» What is required: Copy every line from the records that holds the word "note".

Data provided START

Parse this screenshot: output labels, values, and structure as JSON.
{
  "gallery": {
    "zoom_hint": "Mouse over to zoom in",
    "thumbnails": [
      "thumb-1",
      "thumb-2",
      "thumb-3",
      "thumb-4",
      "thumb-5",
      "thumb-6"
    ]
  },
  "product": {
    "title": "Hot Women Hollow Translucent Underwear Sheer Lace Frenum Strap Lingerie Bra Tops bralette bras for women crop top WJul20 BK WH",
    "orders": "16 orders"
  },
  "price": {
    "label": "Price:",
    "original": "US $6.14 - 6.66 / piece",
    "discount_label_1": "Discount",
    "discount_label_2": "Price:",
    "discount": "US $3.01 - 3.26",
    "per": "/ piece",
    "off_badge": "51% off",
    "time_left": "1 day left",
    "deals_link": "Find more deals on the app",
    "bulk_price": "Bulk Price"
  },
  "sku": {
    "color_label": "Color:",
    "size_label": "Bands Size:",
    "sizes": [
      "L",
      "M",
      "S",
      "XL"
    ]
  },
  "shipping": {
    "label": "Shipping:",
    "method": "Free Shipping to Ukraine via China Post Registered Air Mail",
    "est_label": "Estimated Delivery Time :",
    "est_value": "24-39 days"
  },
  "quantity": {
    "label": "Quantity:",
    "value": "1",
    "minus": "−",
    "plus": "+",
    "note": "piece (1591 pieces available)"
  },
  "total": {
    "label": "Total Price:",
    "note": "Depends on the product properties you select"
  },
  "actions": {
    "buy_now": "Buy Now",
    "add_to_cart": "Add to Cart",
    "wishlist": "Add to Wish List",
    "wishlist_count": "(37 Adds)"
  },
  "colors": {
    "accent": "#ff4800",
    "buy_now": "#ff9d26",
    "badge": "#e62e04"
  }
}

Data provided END

» Solution for this task:
    "note": "piece (1591 pieces available)"
    "note": "Depends on the product properties you select"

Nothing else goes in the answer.